Louisiana Woman Sentenced to Prison For Pandemic Paycheck Protection Program and Unemployment Fraud Scheme Totaling Over $660k

By Calcasieu Staff
Published May 03, 2023

Share This:

Louisiana Woman Sentenced to Prison For Pandemic Paycheck Protection Program and Unemployment Fraud Scheme Totaling Over $660k

A woman from Louisiana was sentenced to prison for her role in a fraudulent scheme related to the Pandemic Paycheck Protection Program and unemployment benefits, totaling over $660,000.

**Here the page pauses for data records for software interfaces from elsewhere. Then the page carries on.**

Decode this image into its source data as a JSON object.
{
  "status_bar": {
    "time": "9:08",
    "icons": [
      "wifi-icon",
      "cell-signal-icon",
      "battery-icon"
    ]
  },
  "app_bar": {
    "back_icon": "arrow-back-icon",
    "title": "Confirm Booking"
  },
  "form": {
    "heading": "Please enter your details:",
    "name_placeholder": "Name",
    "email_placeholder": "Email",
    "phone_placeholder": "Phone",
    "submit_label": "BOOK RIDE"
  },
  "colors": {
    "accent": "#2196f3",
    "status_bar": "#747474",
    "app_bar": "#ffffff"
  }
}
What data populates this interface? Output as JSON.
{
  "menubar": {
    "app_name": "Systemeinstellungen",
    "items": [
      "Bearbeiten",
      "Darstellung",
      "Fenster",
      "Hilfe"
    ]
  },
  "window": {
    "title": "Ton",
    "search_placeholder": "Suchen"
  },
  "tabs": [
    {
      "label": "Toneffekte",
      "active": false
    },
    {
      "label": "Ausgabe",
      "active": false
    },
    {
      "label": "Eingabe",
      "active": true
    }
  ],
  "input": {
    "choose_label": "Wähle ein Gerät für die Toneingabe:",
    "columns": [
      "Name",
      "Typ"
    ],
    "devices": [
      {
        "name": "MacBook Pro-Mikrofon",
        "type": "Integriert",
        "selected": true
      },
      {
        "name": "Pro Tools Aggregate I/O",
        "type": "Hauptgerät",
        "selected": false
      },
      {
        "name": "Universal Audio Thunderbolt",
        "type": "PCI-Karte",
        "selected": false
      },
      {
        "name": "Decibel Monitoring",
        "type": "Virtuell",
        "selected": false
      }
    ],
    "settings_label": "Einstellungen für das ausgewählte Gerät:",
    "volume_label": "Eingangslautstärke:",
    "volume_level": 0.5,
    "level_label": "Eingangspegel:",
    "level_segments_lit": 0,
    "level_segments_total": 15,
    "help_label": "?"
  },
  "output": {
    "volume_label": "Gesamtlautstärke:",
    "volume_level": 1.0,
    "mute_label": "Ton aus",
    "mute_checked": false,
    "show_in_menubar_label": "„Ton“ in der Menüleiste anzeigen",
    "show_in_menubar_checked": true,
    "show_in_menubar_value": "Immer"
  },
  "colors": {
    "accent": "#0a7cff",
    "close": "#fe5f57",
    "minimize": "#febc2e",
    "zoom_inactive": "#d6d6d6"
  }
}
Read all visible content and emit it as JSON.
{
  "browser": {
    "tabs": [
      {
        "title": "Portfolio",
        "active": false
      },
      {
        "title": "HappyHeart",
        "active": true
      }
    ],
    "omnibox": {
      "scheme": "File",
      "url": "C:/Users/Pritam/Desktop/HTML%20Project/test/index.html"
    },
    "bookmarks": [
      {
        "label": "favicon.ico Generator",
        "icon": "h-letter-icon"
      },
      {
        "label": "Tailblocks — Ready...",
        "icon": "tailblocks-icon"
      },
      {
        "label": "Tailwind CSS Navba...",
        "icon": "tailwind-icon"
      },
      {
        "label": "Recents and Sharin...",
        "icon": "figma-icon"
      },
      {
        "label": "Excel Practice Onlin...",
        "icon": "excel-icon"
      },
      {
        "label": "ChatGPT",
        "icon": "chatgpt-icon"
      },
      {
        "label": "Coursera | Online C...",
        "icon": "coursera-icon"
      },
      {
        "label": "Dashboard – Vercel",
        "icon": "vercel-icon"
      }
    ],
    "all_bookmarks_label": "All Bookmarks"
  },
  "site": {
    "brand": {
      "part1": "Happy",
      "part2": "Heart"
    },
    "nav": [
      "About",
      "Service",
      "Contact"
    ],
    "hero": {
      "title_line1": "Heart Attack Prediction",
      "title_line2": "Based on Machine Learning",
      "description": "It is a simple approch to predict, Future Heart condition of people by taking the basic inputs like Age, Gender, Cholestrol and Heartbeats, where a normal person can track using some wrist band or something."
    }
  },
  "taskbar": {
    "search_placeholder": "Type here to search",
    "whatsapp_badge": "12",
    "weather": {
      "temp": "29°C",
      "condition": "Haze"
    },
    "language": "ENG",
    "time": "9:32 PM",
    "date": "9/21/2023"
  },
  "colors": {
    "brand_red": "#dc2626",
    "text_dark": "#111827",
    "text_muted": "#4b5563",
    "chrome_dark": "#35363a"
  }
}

On May 2, 2023, United States Attorney Ronald C. Gathe, Jr. announced that U.S. District Judge Brian A. Jackson sentenced Lestreonia Renee Rodrigue, age 28, of Plaquemine, Louisiana, to 44 months in federal prison following her conviction for mail fraud. The Court further sentenced Rodrigue to serve three years of supervised release following her term of imprisonment and ordered her to pay $663,259 in restitution.

Between July 2020 and September 2021, Rodrigue filed fraudulent unemployment insurance claims in California in her own name and the names of others. Rodrigue also submitted bogus claims for Paycheck Protection Program (“PPP”) benefits in the names of fictitious enterprises with fictitious earnings and losses.

Rodrigue fraudulently stated in her unemployment insurance scam that she and others were working in California previous to the coronavirus pandemic and that they lost their jobs as a result of the outbreak. Rodrigue got the identities, birth dates, and Social Security numbers of individuals and, with and without their knowledge, filed bogus claims for unemployment insurance payments in their names. Rodrigue obtained identifying information from people via social media. She either contributed a portion of the monies to others or kept all of the funds after submitting the claims and collecting the funds. Rodrigue received hundreds of thousands of dollars in unemployment insurance debit cards through her method.

Rodrigue also created a strategy to defraud lenders and the United States by making bogus and fraudulent applications for PPP monies via the Small Business Administration. Rodrigue submitted or had others submit, fake bank statements, and false tax documents, and made misrepresentations in her PPP applications to continue the plan.

Rodrigue also falsely claimed bank cards were stolen or lost in order to acquire replacement cards containing further pandemic benefit monies. Throughout the fraudulent schemes, Rodrigue caused over $500,000 in unemployment insurance debit cards to be mailed to her addresses, which she and others were not entitled to. Rodrigue also placed $20,833 into her bank account to which she was not entitled.

The Federal Bureau of Investigation and the United States Department of Labor-OIG investigated the case, which was prosecuted by Assistant United States Attorney Edward H. Warner.